1. Petroleum Engineering- you work on offshore rigs and depend on the price of oil for keeping your job. This is a high risk job, but pays well with an average annual salary of $120,000. The risk is not only the ocean around the oil rig, but your job depends on the oil market. You'll spend an equal amount of time working and not working as the oil market shifts.
2. Pharmacy- Pharmaceutical Sciences and Administration. This is BIG business and you can always depend on having a job. Plus, you can work in most countries with a few tests for certifications. An IMS report shows Americans spent $307 billion on prescriptions last year alone. The average salary for a pharmacist is $105,000. You do more than hand out pills; you also need to know the side-effects and dosages for each drug. You also have to keep up with the industry.
3. Mathematics and Computer Science- Computer geeks are always needed. Every company in the world has computers. There are more jobs for a CIS major than any other industry. It's not an easy degree to learn, but it is a lucrative job with a starting salary of $98,000 per year.
4. Aerospace Engineering- aerospace engineers make about $87,000 per year. They are the ones who will send us to the stars when there are too many people on earth to feed. They don't just know about spacecrafts, but they know about the construction of aircraft, too.
5. Chemical Engineers- as the world needs more of everything but have to stop using fossil fuel, a chemical engineer will be the one to make our world a greener place by develop polymers, paper, dyes, drugs, plastics, fertilizers, foods, petrochemicals to ease our troubles. Expect to make about $86,000 per year for men and 66,000 per year for women. Still a challenging industry.
These are the academic degrees that bring in the money. They also are the most recession proof in any country. Most of these industries don't have unemployment, according to a report from Georgetown CEW.
1. Geological and Geophysical Engineering- with a starting salary near $75,000 per year, you will always have work to do. There are always earthquakes, floods, and other disasters Mother Nature throws at the world. Geological and geophysical engineers are the ones that solve all the problems she creates for us humans. They try to make the world stable by building things to keep Mother Nature from tearing us apart. We always need geological and geophysical engineers.
2. Military Technology- working as a civilian for the military will bring you a starting wages of about $54,300 per year. You'll instruct the military in weapons systems and technology, communications, intelligence, management, logistics, and strategy. Plus, show them advanced and specialized leadership and technical responsibilities for the armed services and related national security organizations. They will always need someone to teach the military how to use better technology.
3. Pharmacy/Pharmacology- you'll never worry about having a job with this industry whatever the economy. They always need someone to fill prescriptions. It's also one of the highest paid academic degrees.

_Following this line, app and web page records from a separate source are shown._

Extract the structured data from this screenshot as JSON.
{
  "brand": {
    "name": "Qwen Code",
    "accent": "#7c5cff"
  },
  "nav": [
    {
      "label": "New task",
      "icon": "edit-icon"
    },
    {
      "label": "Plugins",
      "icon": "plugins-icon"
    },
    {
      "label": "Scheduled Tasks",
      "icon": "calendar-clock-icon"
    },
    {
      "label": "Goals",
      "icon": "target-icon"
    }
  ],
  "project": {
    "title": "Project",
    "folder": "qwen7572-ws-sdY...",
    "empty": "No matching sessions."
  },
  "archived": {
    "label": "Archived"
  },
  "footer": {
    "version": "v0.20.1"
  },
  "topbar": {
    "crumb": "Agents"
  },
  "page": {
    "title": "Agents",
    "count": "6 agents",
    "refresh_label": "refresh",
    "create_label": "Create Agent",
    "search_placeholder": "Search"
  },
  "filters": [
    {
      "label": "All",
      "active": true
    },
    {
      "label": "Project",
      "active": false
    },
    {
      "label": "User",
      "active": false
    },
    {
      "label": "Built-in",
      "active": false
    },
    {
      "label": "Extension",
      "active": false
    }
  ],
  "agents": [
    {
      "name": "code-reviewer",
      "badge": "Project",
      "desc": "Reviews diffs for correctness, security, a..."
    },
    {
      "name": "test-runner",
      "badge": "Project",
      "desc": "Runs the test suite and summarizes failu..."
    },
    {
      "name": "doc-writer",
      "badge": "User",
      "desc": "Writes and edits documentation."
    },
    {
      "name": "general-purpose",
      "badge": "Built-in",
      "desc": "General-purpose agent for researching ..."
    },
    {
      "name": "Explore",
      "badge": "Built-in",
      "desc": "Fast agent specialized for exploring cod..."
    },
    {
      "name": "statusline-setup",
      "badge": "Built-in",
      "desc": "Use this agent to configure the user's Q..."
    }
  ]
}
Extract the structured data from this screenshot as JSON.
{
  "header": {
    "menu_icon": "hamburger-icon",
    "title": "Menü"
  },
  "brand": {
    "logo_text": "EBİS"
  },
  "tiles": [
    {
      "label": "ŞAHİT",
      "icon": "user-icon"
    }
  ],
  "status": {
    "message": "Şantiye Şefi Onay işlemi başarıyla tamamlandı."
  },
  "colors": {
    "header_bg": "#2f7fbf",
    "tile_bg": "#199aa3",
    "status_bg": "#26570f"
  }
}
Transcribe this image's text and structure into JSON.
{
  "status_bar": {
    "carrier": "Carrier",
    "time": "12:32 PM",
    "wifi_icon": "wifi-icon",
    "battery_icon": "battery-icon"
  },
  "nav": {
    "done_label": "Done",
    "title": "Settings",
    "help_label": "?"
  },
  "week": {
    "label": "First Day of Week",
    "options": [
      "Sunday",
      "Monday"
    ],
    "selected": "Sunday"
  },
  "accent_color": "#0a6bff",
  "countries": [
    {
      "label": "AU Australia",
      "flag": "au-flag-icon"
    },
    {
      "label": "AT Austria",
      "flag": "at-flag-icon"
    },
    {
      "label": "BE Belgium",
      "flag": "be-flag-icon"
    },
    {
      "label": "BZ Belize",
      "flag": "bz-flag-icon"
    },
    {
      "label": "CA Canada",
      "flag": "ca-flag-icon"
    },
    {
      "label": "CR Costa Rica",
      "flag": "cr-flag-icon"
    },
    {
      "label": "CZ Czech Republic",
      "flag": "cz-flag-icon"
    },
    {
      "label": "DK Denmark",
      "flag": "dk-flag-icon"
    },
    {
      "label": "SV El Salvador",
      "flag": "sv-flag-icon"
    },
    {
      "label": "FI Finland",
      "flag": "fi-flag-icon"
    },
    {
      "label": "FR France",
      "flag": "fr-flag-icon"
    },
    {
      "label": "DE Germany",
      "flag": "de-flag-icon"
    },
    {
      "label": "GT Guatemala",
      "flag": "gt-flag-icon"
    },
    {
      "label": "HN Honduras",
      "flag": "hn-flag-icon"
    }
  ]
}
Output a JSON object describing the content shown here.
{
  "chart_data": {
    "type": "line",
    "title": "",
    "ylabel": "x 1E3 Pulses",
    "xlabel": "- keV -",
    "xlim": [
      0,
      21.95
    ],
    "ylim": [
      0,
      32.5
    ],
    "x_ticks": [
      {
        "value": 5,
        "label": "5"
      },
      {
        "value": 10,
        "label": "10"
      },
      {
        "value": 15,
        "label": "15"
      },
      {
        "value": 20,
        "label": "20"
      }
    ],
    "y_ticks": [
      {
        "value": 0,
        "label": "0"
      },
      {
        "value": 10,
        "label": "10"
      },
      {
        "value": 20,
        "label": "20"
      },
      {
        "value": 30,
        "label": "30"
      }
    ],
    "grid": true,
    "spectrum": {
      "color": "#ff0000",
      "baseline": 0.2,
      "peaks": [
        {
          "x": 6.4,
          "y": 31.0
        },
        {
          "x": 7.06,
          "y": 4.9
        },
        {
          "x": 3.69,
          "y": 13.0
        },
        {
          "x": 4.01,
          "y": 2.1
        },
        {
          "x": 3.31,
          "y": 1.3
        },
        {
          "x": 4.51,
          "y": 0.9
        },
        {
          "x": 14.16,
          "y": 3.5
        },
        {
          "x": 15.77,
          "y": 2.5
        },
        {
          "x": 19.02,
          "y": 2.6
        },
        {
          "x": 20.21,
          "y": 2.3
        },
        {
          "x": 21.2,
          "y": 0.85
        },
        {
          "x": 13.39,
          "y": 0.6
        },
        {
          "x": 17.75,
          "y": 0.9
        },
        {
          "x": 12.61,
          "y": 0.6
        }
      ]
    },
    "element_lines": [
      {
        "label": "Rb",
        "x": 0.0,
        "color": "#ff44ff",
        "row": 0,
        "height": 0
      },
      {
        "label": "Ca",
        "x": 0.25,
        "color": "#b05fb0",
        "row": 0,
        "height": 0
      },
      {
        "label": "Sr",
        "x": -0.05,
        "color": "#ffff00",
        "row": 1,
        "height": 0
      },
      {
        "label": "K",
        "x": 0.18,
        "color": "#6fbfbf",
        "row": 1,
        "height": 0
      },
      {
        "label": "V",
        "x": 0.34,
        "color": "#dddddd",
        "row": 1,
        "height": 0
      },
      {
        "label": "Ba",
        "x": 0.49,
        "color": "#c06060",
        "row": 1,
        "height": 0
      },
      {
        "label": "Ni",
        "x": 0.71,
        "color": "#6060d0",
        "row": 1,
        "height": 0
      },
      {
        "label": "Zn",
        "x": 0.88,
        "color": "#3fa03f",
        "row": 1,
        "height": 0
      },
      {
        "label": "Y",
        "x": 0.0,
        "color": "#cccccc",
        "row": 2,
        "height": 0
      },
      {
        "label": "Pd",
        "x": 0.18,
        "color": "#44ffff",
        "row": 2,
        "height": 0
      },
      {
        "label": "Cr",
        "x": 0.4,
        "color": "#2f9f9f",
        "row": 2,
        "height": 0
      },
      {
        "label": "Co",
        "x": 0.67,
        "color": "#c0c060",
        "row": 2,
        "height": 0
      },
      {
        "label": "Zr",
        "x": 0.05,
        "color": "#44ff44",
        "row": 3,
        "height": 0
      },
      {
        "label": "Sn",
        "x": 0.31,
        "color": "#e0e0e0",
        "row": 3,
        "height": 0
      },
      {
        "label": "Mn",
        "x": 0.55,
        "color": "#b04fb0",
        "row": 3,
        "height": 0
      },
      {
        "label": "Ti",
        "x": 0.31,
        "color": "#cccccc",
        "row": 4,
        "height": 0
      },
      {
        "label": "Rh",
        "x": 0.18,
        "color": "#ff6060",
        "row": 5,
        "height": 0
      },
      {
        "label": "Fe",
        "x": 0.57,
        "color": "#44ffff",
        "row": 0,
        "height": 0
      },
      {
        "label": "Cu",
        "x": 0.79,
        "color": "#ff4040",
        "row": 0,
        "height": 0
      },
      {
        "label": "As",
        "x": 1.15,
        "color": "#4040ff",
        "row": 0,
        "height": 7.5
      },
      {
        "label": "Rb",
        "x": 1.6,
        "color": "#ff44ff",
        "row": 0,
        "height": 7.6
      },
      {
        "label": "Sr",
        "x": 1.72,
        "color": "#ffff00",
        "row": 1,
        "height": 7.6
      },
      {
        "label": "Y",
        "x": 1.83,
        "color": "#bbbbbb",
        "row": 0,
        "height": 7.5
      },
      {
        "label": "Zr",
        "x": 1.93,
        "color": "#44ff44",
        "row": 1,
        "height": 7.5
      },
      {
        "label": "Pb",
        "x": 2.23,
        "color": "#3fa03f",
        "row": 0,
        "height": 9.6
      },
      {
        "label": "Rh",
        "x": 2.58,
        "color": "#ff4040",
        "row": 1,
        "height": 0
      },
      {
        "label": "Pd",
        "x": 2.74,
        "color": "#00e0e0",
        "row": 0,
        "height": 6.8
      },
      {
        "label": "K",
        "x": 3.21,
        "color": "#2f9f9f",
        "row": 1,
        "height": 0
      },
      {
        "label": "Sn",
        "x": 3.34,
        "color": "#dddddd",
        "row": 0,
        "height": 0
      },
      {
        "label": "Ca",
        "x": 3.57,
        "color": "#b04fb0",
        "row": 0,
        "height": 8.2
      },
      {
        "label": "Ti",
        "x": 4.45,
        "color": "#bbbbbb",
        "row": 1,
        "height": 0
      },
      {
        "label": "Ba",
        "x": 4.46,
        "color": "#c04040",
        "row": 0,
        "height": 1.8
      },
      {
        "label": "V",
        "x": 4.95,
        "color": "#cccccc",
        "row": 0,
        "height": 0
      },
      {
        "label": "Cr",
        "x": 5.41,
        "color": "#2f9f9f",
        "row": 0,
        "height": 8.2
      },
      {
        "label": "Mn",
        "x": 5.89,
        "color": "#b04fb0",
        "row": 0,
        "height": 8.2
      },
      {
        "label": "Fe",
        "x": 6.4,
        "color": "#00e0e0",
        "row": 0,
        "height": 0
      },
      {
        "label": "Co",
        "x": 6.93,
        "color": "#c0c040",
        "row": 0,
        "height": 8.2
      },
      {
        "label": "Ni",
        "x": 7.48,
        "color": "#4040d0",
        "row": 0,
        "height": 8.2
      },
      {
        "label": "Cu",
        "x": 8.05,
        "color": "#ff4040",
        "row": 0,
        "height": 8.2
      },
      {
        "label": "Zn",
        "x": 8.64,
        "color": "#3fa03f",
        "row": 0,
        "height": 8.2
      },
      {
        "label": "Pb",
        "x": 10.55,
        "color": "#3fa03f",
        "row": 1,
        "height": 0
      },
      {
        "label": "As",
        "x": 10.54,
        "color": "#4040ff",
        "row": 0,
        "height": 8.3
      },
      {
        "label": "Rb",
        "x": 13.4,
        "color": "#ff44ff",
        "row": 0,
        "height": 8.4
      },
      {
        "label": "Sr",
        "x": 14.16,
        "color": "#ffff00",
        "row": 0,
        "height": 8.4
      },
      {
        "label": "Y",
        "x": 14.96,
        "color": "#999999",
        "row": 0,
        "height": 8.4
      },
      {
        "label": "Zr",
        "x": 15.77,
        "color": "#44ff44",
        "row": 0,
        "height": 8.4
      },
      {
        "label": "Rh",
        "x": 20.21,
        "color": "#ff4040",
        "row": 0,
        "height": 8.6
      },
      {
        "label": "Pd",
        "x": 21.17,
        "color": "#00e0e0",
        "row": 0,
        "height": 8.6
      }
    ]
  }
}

4. School Student Counseling- education is an on going field. There is always a need for counseling at schools as school teaches the next generation. You can help students in their career choices with a starting salary of $44,000, $50,000 with master's degree, and $100,000 with a PhD. There will always be schools where your expertise will be needed.
5. Software Engineer- computers can't run without programs. Software engineers will always be needed. It's a profession where you have to keep up with the changes, but with a salary of $72,000, it should be fairly easy. A software engineer designs, develops, tests, and evaluates a variety of software programs and applications.
The CEW study based its findings on new Census Bureau information which, for the first time, linked undergraduate majors with an individual's full life cycle earnings.
One last word on choosing a college major: According to Nobel-laureate Gary Becker, a pioneer in the field of human capital, "Flexibility is one of the most important job skills for navigating the 21st century economy and the job market." Choose your majors and minors with care. You never know what's going to happen in the future and education is the most important factor to
any career choice.